_Work request_: Copy each line of the records below that has "title" in it.

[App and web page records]
# # # #

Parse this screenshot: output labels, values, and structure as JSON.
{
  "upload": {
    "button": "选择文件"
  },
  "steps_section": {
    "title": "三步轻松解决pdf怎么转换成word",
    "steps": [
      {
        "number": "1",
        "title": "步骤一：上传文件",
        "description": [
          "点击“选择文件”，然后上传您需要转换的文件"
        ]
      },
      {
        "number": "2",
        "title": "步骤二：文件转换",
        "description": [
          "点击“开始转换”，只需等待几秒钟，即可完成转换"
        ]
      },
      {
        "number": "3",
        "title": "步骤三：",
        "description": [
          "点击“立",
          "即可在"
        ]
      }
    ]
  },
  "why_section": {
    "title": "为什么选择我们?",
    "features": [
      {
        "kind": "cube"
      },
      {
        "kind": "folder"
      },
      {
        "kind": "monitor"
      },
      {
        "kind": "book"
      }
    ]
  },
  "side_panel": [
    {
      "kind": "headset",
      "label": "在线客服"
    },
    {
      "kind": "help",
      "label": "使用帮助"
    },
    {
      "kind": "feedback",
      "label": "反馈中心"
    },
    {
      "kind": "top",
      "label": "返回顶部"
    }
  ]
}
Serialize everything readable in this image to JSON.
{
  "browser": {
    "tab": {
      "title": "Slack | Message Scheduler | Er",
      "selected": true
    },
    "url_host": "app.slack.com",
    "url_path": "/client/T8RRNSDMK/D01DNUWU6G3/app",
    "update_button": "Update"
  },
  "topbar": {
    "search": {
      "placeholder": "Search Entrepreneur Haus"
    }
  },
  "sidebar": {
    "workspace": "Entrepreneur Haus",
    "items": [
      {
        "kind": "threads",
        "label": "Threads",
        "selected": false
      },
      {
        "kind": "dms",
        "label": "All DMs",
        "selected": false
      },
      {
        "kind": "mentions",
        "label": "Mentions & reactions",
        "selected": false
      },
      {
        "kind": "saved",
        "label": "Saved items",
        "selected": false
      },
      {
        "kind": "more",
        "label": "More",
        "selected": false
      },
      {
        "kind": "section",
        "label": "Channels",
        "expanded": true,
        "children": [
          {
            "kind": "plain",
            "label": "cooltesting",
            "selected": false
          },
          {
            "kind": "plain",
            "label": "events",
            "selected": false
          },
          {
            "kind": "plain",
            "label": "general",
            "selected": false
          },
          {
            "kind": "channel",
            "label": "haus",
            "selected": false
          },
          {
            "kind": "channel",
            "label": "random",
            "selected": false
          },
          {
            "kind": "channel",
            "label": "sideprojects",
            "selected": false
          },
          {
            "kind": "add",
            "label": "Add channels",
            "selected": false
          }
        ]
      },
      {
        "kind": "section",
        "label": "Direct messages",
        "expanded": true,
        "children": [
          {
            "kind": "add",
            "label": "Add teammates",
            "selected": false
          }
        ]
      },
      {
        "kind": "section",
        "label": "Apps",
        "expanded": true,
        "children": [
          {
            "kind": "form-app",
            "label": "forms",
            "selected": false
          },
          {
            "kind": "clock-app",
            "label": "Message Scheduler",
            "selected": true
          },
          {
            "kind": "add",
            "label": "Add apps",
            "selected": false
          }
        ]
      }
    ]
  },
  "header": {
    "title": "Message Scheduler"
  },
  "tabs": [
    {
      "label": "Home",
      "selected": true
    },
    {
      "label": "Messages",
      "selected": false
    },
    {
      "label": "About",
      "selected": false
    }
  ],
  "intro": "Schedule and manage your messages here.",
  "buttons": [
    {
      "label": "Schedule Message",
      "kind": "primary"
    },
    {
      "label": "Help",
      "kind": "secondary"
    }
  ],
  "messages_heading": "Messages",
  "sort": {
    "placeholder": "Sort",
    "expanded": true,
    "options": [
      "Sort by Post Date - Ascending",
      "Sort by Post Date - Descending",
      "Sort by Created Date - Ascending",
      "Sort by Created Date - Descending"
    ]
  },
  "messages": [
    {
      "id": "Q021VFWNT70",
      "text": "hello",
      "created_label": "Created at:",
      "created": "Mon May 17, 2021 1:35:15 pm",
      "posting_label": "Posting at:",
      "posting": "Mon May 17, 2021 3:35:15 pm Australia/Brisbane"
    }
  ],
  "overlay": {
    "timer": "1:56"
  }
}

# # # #

_Output_:
    "title": "三步轻松解决pdf怎么转换成word",
        "title": "步骤一：上传文件",
        "title": "步骤二：文件转换",
        "title": "步骤三：",
    "title": "为什么选择我们?",
      "title": "Slack | Message Scheduler | Er",
    "title": "Message Scheduler"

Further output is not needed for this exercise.